This is why it’s crucial to resolve any errors or negative entries that may be on your credit report before you start shopping. Once you have your credit score where you want it to be, you’ll then want to shop around. Each lender more or less sticks to the above-tier system, but the rates for each will vary.

5. How much should a car down payment be?

Most lenders require borrowers to pay 10% of the purchase price as a down payment. So if you buy a $12,000 car and you plan to finance it with a loan, you’ll need to put at least $1,200 down.

If you buy a new car, you may be required to put as much as 20% down. Some lenders require this amount to offset a new car’s faster depreciation.

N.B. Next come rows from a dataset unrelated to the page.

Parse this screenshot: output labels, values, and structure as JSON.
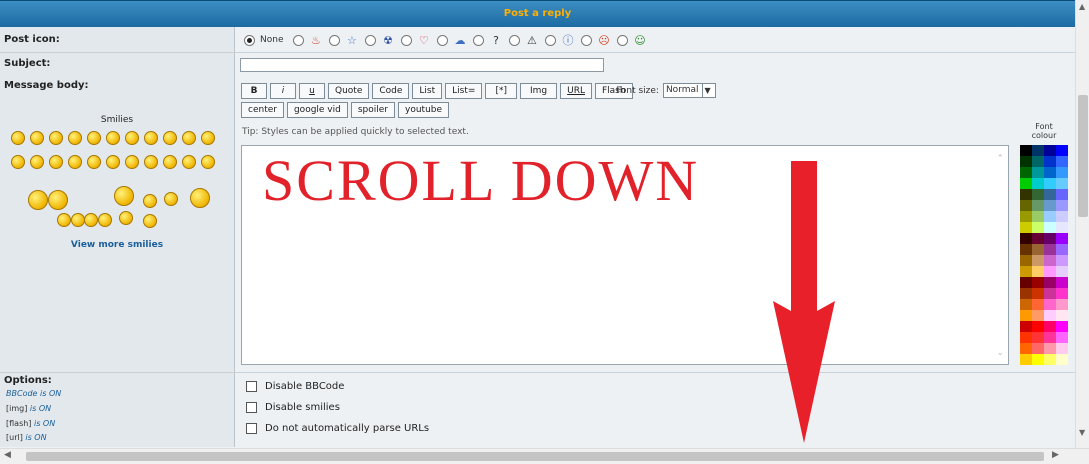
{
  "header": {
    "title": "Post a reply"
  },
  "labels": {
    "post_icon": "Post icon:",
    "subject": "Subject:",
    "message_body": "Message body:"
  },
  "post_icons": {
    "none_label": "None"
  },
  "subject": {
    "value": ""
  },
  "toolbar": {
    "row1": [
      "B",
      "i",
      "u",
      "Quote",
      "Code",
      "List",
      "List=",
      "[*]",
      "Img",
      "URL",
      "Flash"
    ],
    "row2": [
      "center",
      "google vid",
      "spoiler",
      "youtube"
    ],
    "font_size_label": "Font size:",
    "font_size_value": "Normal"
  },
  "tip": "Tip: Styles can be applied quickly to selected text.",
  "message": {
    "text": "SCROLL  DOWN"
  },
  "font_colour": {
    "line1": "Font",
    "line2": "colour"
  },
  "smilies": {
    "title": "Smilies",
    "view_more": "View more smilies"
  },
  "options": {
    "title": "Options:",
    "bbcode_label": "BBCode",
    "bbcode_state": "is ON",
    "img_label": "[img]",
    "img_state": "is ON",
    "flash_label": "[flash]",
    "flash_state": "is ON",
    "url_label": "[url]",
    "url_state": "is ON"
  },
  "checkboxes": [
    "Disable BBCode",
    "Disable smilies",
    "Do not automatically parse URLs"
  ],
  "colors": {
    "accent": "#1c6aa1",
    "header_text": "#ffb000",
    "message_text": "#e1222a",
    "arrow": "#e8202a"
  }
}
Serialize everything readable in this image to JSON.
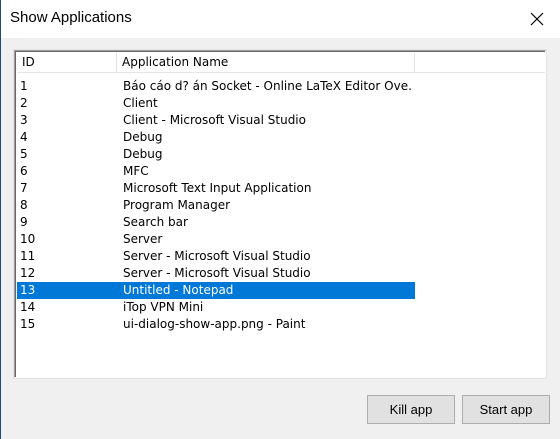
{
  "window": {
    "title": "Show Applications"
  },
  "table": {
    "columns": {
      "id": "ID",
      "name": "Application Name"
    },
    "rows": [
      {
        "id": "1",
        "name": "Báo cáo d? án Socket - Online LaTeX Editor Ove..."
      },
      {
        "id": "2",
        "name": "Client"
      },
      {
        "id": "3",
        "name": "Client - Microsoft Visual Studio"
      },
      {
        "id": "4",
        "name": "Debug"
      },
      {
        "id": "5",
        "name": "Debug"
      },
      {
        "id": "6",
        "name": "MFC"
      },
      {
        "id": "7",
        "name": "Microsoft Text Input Application"
      },
      {
        "id": "8",
        "name": "Program Manager"
      },
      {
        "id": "9",
        "name": "Search bar"
      },
      {
        "id": "10",
        "name": "Server"
      },
      {
        "id": "11",
        "name": "Server - Microsoft Visual Studio"
      },
      {
        "id": "12",
        "name": "Server - Microsoft Visual Studio"
      },
      {
        "id": "13",
        "name": "Untitled - Notepad",
        "selected": true
      },
      {
        "id": "14",
        "name": "iTop VPN Mini"
      },
      {
        "id": "15",
        "name": "ui-dialog-show-app.png - Paint"
      }
    ]
  },
  "buttons": {
    "kill": "Kill app",
    "start": "Start app"
  },
  "colors": {
    "selection": "#0078d7",
    "background": "#f0f0f0"
  }
}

New cars depreciate 10% the moment you drive off the lot (hence why you need to put down an additional 10%).

They’ll then depreciate another 10% after you have owned it for a whole year. So if the purchase price of your new car is $20,000, you’ll need to put down a total of $4,000.

How to Lower the Down Payment

If you have a car you want to trade in, the trade-in value can go towards the down payment. However, it may be in your best interest to sell it privately, so you get the maximum amount possible for it.

Another option is to use a cash rebate upon purchase when buying a car. The money you’ll receive doesn’t go to you but rather to the lender and can be used as part of your down payment.

What if you can’t make the down payment?

Many people use their tax returns to help them make a down payment. If tax season isn’t any time soon, it is possible to get a tax refund loan. You’ll need previous tax returns, pay stubs, and bank statements to provide to the lender, and the lender may decide to give you an ‘advance’ on your tax return.

When your actual tax return comes, it’s deposited directly to the lender as payment. It can be a good option if you need a car but don’t want to throw money at a clunker. Just know that it’s not an even trade and that both fees and interest will be applied. That means that in the end, you won’t get as much money from the loan as you would have if you had waited for your tax return.

Beware of Hidden Costs

You don’t always get what you see. When shopping, even if you have sorted by monthly payment, many auto dealers are infamous for advertising the price of base models instead of the fully equipped models. That means you’ll see the price of the base model, but the pictures will be of the fully equipped options. So to get what you want, you might have to pay $1,000 or more to get it.

Bottom Line

Use a car affordability calculator to determine how much of a loan you can afford. Once you have a ballpark number, you’ll be able to shop around knowing what cars are within reach. In addition, many online auto dealers allow buyers to sort the cars by monthly payment. Use this option to help you shop responsibly.

One last thing to consider: If you have your heart set on a car, but it’s just out of reach, extending the loan term might help enough to make it affordable. Just do your research, imagine where you’ll be in life, and know that in the end, you’ll be paying a lot more than the car’s actual worth (especially when you consider depreciation).

Lauren Ward
Meet the author

Lauren is a Crediful writer whose aim is to give readers the financial tools they need to reach their own goals in life. She has written on personal finance issues for over six years and holds a Bachelor's degree in Japanese from Georgetown University.